The metals producer, more than 125 years old, makes parts for gas turbines, the engines that plane manufacturers such as Boeing and Airbus install to give planes the power to get you to your next meeting. The problem? All that testing takes time. Between tooling, development, and casting, it used to take Alcoa upwards of a year to manufacture one of the nickel-alloy parts that go into an engine, where it must withstand temperatures of up to 2,000˚F. Then the company caught wind of something called additive manufacturing—better known as 3-D printing.
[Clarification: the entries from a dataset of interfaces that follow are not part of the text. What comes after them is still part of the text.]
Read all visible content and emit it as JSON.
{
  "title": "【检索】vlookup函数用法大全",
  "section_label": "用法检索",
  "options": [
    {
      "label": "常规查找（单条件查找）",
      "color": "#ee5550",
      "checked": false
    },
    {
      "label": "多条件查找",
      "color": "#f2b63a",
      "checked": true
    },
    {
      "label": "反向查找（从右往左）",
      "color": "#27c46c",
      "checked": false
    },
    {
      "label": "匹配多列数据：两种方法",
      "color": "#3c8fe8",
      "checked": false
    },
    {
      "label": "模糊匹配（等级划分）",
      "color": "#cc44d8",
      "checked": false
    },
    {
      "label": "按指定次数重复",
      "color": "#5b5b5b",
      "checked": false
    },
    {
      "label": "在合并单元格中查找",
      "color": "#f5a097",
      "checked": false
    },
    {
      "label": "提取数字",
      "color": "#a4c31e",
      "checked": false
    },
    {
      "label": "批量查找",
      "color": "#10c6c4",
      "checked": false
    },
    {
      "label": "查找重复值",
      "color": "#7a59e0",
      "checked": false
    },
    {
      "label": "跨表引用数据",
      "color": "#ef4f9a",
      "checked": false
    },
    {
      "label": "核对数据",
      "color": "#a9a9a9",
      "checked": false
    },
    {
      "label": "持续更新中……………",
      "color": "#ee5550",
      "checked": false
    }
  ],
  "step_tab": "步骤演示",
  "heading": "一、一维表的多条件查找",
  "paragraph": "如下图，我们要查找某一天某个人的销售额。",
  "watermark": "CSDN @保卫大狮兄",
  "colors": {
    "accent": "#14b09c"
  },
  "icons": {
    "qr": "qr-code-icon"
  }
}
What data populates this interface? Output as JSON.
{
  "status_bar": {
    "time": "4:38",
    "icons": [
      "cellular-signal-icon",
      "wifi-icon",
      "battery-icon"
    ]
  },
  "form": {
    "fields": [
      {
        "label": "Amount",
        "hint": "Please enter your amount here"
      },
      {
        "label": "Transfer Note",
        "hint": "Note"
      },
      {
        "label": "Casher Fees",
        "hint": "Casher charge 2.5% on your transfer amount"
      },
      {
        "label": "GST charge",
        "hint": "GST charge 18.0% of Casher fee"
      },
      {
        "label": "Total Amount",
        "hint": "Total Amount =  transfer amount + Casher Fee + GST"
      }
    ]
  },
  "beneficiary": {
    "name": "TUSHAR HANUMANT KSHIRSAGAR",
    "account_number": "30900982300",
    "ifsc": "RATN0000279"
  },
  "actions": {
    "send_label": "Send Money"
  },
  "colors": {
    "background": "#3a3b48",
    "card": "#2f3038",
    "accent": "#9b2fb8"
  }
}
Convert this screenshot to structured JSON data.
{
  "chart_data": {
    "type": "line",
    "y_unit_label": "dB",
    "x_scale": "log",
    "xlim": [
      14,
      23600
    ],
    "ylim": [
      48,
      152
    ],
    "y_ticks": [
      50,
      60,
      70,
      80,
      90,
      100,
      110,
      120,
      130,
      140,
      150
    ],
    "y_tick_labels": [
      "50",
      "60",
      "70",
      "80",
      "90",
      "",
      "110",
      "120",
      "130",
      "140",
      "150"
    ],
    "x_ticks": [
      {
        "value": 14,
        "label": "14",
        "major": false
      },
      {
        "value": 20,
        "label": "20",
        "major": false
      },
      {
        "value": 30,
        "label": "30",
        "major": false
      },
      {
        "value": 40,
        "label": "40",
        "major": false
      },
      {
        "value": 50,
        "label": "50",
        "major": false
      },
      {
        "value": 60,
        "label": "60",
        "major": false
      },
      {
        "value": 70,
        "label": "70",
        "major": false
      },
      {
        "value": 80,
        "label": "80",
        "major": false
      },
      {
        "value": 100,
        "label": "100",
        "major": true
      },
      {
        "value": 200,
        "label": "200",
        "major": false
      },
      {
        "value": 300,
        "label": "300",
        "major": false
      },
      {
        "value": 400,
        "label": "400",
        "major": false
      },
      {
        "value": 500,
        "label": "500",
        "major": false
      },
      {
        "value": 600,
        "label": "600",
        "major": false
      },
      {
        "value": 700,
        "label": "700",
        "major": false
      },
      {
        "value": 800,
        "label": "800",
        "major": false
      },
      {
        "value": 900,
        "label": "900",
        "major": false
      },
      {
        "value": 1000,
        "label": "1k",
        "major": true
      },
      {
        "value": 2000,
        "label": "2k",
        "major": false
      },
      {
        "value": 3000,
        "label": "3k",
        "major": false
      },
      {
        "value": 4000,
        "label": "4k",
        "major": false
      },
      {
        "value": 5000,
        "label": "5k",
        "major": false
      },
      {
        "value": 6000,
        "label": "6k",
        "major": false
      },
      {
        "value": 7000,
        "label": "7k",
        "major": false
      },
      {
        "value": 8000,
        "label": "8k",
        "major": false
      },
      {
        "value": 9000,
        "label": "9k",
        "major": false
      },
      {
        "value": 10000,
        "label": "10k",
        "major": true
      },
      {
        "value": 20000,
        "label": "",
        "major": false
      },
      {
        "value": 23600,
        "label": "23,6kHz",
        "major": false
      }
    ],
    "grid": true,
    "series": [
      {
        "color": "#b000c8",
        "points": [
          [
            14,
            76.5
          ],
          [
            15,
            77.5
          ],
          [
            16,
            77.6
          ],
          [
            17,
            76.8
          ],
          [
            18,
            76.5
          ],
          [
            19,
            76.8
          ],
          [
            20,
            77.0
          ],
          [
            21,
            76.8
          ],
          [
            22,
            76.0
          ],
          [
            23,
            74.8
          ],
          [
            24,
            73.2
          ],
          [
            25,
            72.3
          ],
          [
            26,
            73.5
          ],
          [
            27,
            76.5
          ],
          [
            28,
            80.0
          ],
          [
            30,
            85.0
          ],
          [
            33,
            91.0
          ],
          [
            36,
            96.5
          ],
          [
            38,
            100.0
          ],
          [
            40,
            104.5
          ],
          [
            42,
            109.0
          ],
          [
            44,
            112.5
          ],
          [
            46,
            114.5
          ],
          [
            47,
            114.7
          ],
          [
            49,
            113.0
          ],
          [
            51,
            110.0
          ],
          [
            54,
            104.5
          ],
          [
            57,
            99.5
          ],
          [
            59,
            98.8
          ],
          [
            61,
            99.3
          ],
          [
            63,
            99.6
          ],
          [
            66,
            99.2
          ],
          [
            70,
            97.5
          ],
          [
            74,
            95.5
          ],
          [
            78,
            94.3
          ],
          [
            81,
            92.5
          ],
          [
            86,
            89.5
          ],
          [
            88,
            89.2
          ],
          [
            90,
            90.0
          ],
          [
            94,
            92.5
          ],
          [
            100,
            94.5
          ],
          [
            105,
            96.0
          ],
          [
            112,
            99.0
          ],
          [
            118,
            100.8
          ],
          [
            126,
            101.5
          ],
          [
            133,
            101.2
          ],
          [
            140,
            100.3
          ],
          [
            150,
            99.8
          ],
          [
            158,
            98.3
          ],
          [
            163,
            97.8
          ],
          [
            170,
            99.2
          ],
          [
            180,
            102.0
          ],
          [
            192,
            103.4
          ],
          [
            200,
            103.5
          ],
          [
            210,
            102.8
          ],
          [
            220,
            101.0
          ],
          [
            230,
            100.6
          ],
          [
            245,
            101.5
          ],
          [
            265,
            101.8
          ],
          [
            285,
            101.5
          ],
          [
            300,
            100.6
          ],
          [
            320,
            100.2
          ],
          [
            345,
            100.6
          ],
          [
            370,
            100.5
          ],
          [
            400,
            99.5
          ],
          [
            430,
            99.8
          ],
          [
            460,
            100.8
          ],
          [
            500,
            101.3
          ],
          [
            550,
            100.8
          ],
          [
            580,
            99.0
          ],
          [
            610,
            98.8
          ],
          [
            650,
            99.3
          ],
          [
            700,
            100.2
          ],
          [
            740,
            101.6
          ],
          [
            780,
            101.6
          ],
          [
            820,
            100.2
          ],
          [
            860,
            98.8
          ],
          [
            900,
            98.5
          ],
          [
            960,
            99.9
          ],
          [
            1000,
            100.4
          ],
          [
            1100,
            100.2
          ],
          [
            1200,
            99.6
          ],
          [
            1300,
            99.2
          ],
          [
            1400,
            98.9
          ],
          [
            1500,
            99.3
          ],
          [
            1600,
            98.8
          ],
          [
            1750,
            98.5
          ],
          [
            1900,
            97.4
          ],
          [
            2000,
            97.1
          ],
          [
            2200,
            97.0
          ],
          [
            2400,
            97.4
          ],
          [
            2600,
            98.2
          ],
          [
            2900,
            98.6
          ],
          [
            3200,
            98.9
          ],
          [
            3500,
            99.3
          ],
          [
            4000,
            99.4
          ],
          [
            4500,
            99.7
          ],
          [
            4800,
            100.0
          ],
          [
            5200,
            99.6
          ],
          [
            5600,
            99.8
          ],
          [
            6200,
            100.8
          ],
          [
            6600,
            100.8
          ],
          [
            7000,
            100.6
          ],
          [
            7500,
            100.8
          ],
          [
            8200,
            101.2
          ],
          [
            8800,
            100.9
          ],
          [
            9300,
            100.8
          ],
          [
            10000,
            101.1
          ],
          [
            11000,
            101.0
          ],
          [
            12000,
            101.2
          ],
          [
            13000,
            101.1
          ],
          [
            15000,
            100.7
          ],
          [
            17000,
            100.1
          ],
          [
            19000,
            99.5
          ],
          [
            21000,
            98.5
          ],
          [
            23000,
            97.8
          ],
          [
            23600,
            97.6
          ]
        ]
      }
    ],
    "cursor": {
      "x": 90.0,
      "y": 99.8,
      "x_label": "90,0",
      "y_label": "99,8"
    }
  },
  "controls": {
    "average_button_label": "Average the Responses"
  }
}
Alcoa started toying with the technology in the early 1990s. But it wasn’t until the past few years that the company began using it to create the dies that shape engine parts. With additive manufacturing, Alcoa has managed to cut in half the time required to develop the process and manufacture the part. Better still, it managed to cut the cost of the process by about 25%. “We’re really at the beginning of what I would call a second Industrial Revolution,” says Klaus Kleinfeld, Alcoa’s CEO. “You go from idea to product in no time. It’s almost like production at your fingertips.”